╭──
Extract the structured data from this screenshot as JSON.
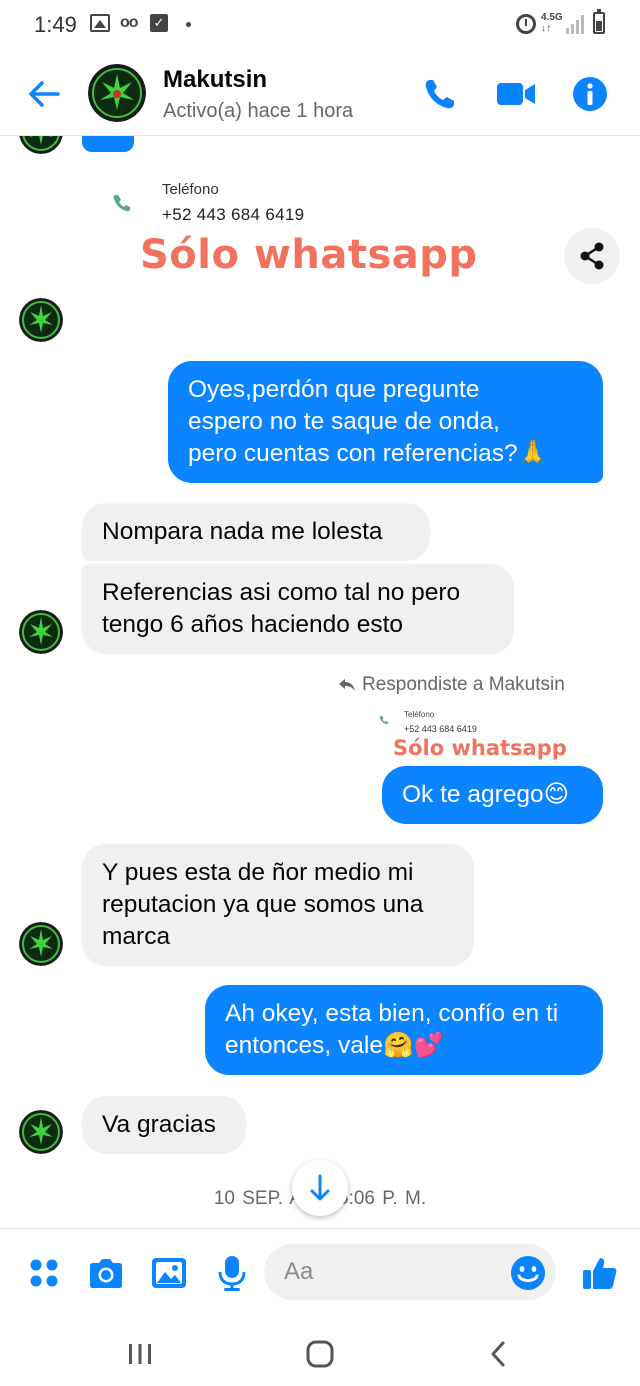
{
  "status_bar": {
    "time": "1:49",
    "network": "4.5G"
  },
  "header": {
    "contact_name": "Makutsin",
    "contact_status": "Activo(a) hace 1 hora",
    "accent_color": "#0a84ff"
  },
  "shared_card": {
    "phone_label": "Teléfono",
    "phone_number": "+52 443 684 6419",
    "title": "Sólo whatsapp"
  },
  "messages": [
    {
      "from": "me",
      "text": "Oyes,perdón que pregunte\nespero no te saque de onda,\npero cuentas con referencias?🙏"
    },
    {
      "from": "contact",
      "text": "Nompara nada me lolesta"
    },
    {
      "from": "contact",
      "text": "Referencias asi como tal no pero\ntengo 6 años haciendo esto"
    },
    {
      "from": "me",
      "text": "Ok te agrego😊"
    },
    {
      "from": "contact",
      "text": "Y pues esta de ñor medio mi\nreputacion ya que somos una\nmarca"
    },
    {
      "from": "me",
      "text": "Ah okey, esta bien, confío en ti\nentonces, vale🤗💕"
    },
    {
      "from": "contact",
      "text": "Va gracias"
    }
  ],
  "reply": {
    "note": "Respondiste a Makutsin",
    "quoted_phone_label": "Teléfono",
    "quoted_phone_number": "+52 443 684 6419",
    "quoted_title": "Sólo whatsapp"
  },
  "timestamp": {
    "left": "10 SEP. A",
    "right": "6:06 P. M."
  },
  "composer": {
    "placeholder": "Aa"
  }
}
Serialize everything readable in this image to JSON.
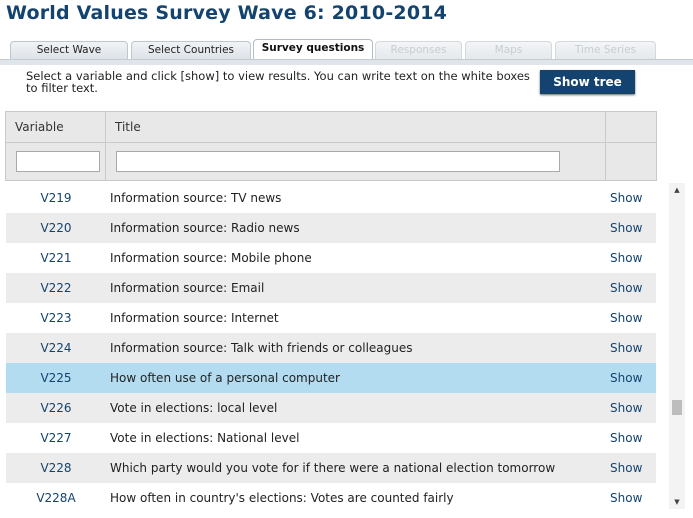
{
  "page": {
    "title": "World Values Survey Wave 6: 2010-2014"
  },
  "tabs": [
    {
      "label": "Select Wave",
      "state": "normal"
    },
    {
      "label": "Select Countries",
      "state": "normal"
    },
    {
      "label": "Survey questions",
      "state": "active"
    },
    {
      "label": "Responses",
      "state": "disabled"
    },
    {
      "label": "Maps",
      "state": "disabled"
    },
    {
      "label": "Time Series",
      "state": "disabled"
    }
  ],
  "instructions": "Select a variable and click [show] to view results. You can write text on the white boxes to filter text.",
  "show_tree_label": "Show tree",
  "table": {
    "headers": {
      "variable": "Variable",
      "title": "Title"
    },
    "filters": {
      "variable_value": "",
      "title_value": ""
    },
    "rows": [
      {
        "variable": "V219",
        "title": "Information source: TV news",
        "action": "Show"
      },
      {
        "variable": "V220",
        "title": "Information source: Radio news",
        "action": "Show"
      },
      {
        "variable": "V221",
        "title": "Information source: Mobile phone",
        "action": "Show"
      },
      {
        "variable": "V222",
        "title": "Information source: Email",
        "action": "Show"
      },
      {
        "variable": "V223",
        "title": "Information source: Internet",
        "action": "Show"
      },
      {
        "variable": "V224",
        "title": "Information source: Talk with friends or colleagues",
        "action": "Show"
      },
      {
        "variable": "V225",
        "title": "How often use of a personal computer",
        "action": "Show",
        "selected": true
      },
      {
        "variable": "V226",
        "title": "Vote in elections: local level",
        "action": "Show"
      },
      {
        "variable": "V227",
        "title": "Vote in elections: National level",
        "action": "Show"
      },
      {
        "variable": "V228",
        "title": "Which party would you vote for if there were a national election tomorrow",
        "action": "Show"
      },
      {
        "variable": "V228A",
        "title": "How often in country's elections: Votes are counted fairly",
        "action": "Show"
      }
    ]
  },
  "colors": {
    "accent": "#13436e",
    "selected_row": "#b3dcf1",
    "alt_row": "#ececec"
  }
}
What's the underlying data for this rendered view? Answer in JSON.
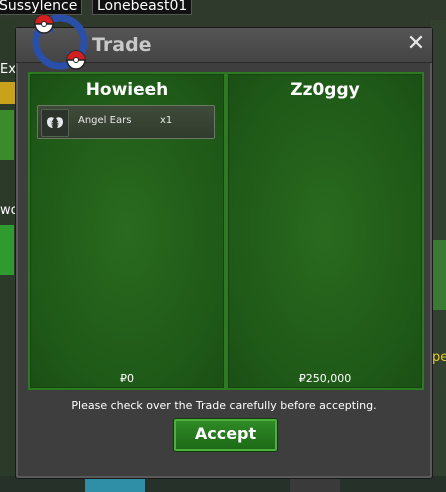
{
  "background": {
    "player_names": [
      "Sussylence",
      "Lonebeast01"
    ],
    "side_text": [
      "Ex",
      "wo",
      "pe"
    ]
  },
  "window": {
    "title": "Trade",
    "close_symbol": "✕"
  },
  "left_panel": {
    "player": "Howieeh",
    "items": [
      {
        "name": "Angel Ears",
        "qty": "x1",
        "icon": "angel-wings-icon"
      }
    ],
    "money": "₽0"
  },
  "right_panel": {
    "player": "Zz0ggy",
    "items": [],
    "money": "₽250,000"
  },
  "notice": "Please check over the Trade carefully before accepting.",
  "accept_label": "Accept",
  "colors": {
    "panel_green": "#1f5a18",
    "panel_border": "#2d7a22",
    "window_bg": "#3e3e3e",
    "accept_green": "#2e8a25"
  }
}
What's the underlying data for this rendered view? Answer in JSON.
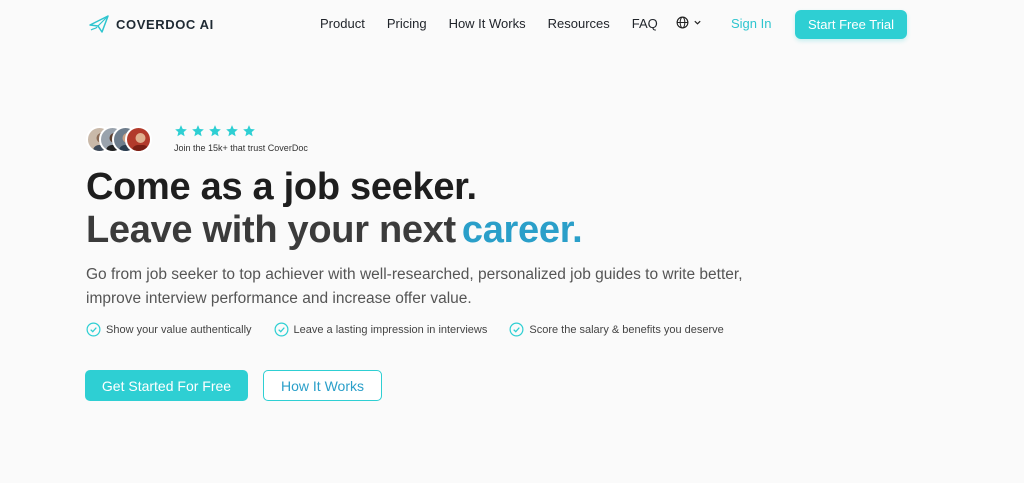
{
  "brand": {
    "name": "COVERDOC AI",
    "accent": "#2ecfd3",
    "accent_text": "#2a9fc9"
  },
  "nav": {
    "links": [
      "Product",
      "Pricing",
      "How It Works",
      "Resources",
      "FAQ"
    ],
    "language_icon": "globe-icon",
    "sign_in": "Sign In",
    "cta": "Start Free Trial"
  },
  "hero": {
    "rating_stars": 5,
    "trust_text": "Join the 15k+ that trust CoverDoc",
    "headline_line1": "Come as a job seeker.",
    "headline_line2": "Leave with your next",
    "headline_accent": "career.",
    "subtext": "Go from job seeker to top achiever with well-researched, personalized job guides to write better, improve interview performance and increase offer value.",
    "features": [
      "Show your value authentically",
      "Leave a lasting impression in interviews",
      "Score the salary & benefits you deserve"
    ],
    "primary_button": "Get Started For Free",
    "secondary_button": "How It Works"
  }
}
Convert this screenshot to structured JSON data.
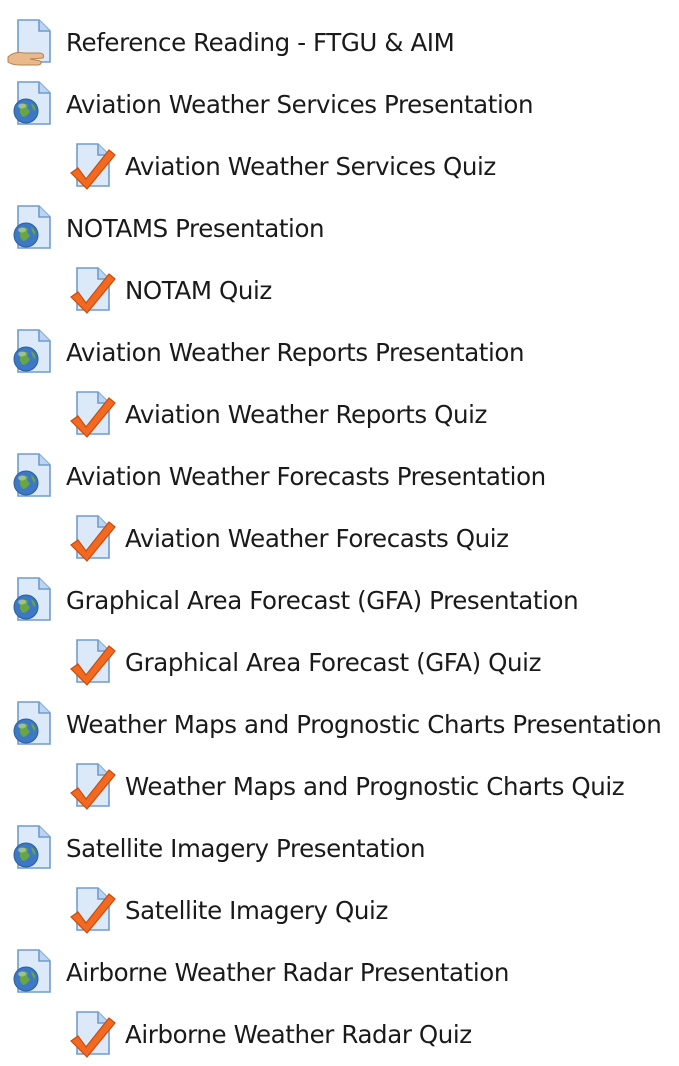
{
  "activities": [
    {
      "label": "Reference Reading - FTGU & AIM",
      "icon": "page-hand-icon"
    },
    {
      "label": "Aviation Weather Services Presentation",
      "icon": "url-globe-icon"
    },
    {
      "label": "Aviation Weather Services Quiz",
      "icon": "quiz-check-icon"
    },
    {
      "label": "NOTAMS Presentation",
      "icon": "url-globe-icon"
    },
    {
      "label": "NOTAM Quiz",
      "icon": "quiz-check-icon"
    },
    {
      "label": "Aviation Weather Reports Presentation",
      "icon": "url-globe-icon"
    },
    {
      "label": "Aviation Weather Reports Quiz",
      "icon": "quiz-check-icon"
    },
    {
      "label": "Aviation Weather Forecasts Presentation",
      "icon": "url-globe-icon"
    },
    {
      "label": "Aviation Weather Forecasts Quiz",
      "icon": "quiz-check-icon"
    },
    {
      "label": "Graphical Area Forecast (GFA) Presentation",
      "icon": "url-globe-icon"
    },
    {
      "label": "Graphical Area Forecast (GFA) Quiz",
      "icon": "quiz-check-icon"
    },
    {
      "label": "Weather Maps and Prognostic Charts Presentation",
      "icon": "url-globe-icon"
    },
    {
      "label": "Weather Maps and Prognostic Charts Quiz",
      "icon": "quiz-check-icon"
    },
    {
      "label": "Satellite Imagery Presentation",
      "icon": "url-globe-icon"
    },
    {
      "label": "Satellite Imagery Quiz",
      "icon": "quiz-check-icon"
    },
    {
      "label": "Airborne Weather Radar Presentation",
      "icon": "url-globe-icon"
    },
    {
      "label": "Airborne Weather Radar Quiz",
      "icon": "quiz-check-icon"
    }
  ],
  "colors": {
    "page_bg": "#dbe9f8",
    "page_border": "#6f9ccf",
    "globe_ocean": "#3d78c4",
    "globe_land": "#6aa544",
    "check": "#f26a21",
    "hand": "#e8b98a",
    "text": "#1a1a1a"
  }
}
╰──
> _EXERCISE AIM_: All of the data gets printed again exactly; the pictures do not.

> _COMPLETED TASK_:
Extract the structured data from this screenshot as JSON.
{
  "status_bar": {
    "time": "1:49",
    "network": "4.5G"
  },
  "header": {
    "contact_name": "Makutsin",
    "contact_status": "Activo(a) hace 1 hora",
    "accent_color": "#0a84ff"
  },
  "shared_card": {
    "phone_label": "Teléfono",
    "phone_number": "+52 443 684 6419",
    "title": "Sólo whatsapp"
  },
  "messages": [
    {
      "from": "me",
      "text": "Oyes,perdón que pregunte\nespero no te saque de onda,\npero cuentas con referencias?🙏"
    },
    {
      "from": "contact",
      "text": "Nompara nada me lolesta"
    },
    {
      "from": "contact",
      "text": "Referencias asi como tal no pero\ntengo 6 años haciendo esto"
    },
    {
      "from": "me",
      "text": "Ok te agrego😊"
    },
    {
      "from": "contact",
      "text": "Y pues esta de ñor medio mi\nreputacion ya que somos una\nmarca"
    },
    {
      "from": "me",
      "text": "Ah okey, esta bien, confío en ti\nentonces, vale🤗💕"
    },
    {
      "from": "contact",
      "text": "Va gracias"
    }
  ],
  "reply": {
    "note": "Respondiste a Makutsin",
    "quoted_phone_label": "Teléfono",
    "quoted_phone_number": "+52 443 684 6419",
    "quoted_title": "Sólo whatsapp"
  },
  "timestamp": {
    "left": "10 SEP. A",
    "right": "6:06 P. M."
  },
  "composer": {
    "placeholder": "Aa"
  }
}
Serialize everything readable in this image to JSON.
{
  "page": {
    "title": "World Values Survey Wave 6: 2010-2014"
  },
  "tabs": [
    {
      "label": "Select Wave",
      "state": "normal"
    },
    {
      "label": "Select Countries",
      "state": "normal"
    },
    {
      "label": "Survey questions",
      "state": "active"
    },
    {
      "label": "Responses",
      "state": "disabled"
    },
    {
      "label": "Maps",
      "state": "disabled"
    },
    {
      "label": "Time Series",
      "state": "disabled"
    }
  ],
  "instructions": "Select a variable and click [show] to view results. You can write text on the white boxes to filter text.",
  "show_tree_label": "Show tree",
  "table": {
    "headers": {
      "variable": "Variable",
      "title": "Title"
    },
    "filters": {
      "variable_value": "",
      "title_value": ""
    },
    "rows": [
      {
        "variable": "V219",
        "title": "Information source: TV news",
        "action": "Show"
      },
      {
        "variable": "V220",
        "title": "Information source: Radio news",
        "action": "Show"
      },
      {
        "variable": "V221",
        "title": "Information source: Mobile phone",
        "action": "Show"
      },
      {
        "variable": "V222",
        "title": "Information source: Email",
        "action": "Show"
      },
      {
        "variable": "V223",
        "title": "Information source: Internet",
        "action": "Show"
      },
      {
        "variable": "V224",
        "title": "Information source: Talk with friends or colleagues",
        "action": "Show"
      },
      {
        "variable": "V225",
        "title": "How often use of a personal computer",
        "action": "Show",
        "selected": true
      },
      {
        "variable": "V226",
        "title": "Vote in elections: local level",
        "action": "Show"
      },
      {
        "variable": "V227",
        "title": "Vote in elections: National level",
        "action": "Show"
      },
      {
        "variable": "V228",
        "title": "Which party would you vote for if there were a national election tomorrow",
        "action": "Show"
      },
      {
        "variable": "V228A",
        "title": "How often in country's elections: Votes are counted fairly",
        "action": "Show"
      }
    ]
  },
  "colors": {
    "accent": "#13436e",
    "selected_row": "#b3dcf1",
    "alt_row": "#ececec"
  }
}
What's the underlying data for this rendered view? Answer in JSON.
{
  "background": {
    "player_names": [
      "Sussylence",
      "Lonebeast01"
    ],
    "side_text": [
      "Ex",
      "wo",
      "pe"
    ]
  },
  "window": {
    "title": "Trade",
    "close_symbol": "✕"
  },
  "left_panel": {
    "player": "Howieeh",
    "items": [
      {
        "name": "Angel Ears",
        "qty": "x1",
        "icon": "angel-wings-icon"
      }
    ],
    "money": "₽0"
  },
  "right_panel": {
    "player": "Zz0ggy",
    "items": [],
    "money": "₽250,000"
  },
  "notice": "Please check over the Trade carefully before accepting.",
  "accept_label": "Accept",
  "colors": {
    "panel_green": "#1f5a18",
    "panel_border": "#2d7a22",
    "window_bg": "#3e3e3e",
    "accept_green": "#2e8a25"
  }
}
What's the underlying data for this rendered view? Answer in JSON.
{
  "brand": {
    "name": "COVERDOC AI",
    "accent": "#2ecfd3",
    "accent_text": "#2a9fc9"
  },
  "nav": {
    "links": [
      "Product",
      "Pricing",
      "How It Works",
      "Resources",
      "FAQ"
    ],
    "language_icon": "globe-icon",
    "sign_in": "Sign In",
    "cta": "Start Free Trial"
  },
  "hero": {
    "rating_stars": 5,
    "trust_text": "Join the 15k+ that trust CoverDoc",
    "headline_line1": "Come as a job seeker.",
    "headline_line2": "Leave with your next",
    "headline_accent": "career.",
    "subtext": "Go from job seeker to top achiever with well-researched, personalized job guides to write better, improve interview performance and increase offer value.",
    "features": [
      "Show your value authentically",
      "Leave a lasting impression in interviews",
      "Score the salary & benefits you deserve"
    ],
    "primary_button": "Get Started For Free",
    "secondary_button": "How It Works"
  }
}
Convert this screenshot to structured JSON data.
{
  "activities": [
    {
      "label": "Reference Reading - FTGU & AIM",
      "icon": "page-hand-icon"
    },
    {
      "label": "Aviation Weather Services Presentation",
      "icon": "url-globe-icon"
    },
    {
      "label": "Aviation Weather Services Quiz",
      "icon": "quiz-check-icon"
    },
    {
      "label": "NOTAMS Presentation",
      "icon": "url-globe-icon"
    },
    {
      "label": "NOTAM Quiz",
      "icon": "quiz-check-icon"
    },
    {
      "label": "Aviation Weather Reports Presentation",
      "icon": "url-globe-icon"
    },
    {
      "label": "Aviation Weather Reports Quiz",
      "icon": "quiz-check-icon"
    },
    {
      "label": "Aviation Weather Forecasts Presentation",
      "icon": "url-globe-icon"
    },
    {
      "label": "Aviation Weather Forecasts Quiz",
      "icon": "quiz-check-icon"
    },
    {
      "label": "Graphical Area Forecast (GFA) Presentation",
      "icon": "url-globe-icon"
    },
    {
      "label": "Graphical Area Forecast (GFA) Quiz",
      "icon": "quiz-check-icon"
    },
    {
      "label": "Weather Maps and Prognostic Charts Presentation",
      "icon": "url-globe-icon"
    },
    {
      "label": "Weather Maps and Prognostic Charts Quiz",
      "icon": "quiz-check-icon"
    },
    {
      "label": "Satellite Imagery Presentation",
      "icon": "url-globe-icon"
    },
    {
      "label": "Satellite Imagery Quiz",
      "icon": "quiz-check-icon"
    },
    {
      "label": "Airborne Weather Radar Presentation",
      "icon": "url-globe-icon"
    },
    {
      "label": "Airborne Weather Radar Quiz",
      "icon": "quiz-check-icon"
    }
  ],
  "colors": {
    "page_bg": "#dbe9f8",
    "page_border": "#6f9ccf",
    "globe_ocean": "#3d78c4",
    "globe_land": "#6aa544",
    "check": "#f26a21",
    "hand": "#e8b98a",
    "text": "#1a1a1a"
  }
}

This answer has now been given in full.